ABOUT THIS TASK
Set down all of the entries below exactly, and omit the pictures.

Dataset rows for apps and sites
=-=-=
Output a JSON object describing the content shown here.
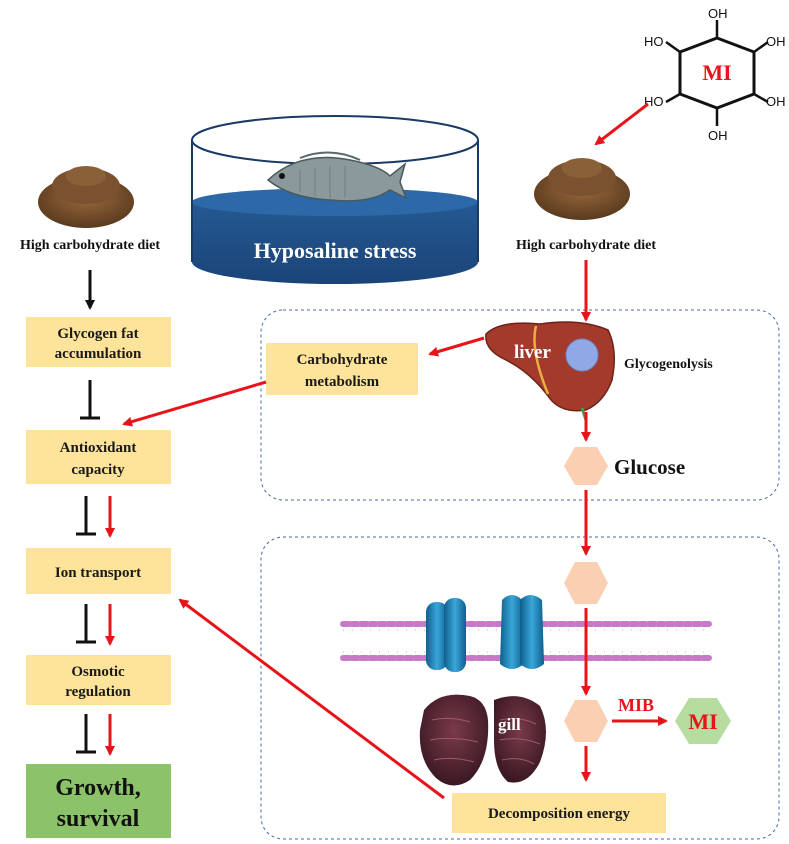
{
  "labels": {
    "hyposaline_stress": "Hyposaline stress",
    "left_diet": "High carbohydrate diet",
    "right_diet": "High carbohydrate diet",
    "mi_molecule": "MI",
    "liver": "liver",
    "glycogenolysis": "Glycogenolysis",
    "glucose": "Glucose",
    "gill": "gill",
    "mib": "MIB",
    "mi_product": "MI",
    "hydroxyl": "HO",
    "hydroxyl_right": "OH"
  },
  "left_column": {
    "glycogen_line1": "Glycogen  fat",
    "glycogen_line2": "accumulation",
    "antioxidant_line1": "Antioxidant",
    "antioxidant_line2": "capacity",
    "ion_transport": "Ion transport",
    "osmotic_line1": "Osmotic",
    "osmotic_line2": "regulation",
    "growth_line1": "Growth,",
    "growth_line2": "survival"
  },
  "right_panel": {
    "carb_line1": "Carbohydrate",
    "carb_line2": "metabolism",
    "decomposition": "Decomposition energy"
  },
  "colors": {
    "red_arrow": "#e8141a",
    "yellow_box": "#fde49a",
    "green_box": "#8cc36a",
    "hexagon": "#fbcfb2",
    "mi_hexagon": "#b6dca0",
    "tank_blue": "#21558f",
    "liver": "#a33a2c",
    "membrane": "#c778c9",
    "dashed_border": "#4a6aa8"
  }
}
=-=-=
ANSWER TO THE EXERCISE
Output a JSON object describing the content shown here.
{
  "labels": {
    "hyposaline_stress": "Hyposaline stress",
    "left_diet": "High carbohydrate diet",
    "right_diet": "High carbohydrate diet",
    "mi_molecule": "MI",
    "liver": "liver",
    "glycogenolysis": "Glycogenolysis",
    "glucose": "Glucose",
    "gill": "gill",
    "mib": "MIB",
    "mi_product": "MI",
    "hydroxyl": "HO",
    "hydroxyl_right": "OH"
  },
  "left_column": {
    "glycogen_line1": "Glycogen  fat",
    "glycogen_line2": "accumulation",
    "antioxidant_line1": "Antioxidant",
    "antioxidant_line2": "capacity",
    "ion_transport": "Ion transport",
    "osmotic_line1": "Osmotic",
    "osmotic_line2": "regulation",
    "growth_line1": "Growth,",
    "growth_line2": "survival"
  },
  "right_panel": {
    "carb_line1": "Carbohydrate",
    "carb_line2": "metabolism",
    "decomposition": "Decomposition energy"
  },
  "colors": {
    "red_arrow": "#e8141a",
    "yellow_box": "#fde49a",
    "green_box": "#8cc36a",
    "hexagon": "#fbcfb2",
    "mi_hexagon": "#b6dca0",
    "tank_blue": "#21558f",
    "liver": "#a33a2c",
    "membrane": "#c778c9",
    "dashed_border": "#4a6aa8"
  }
}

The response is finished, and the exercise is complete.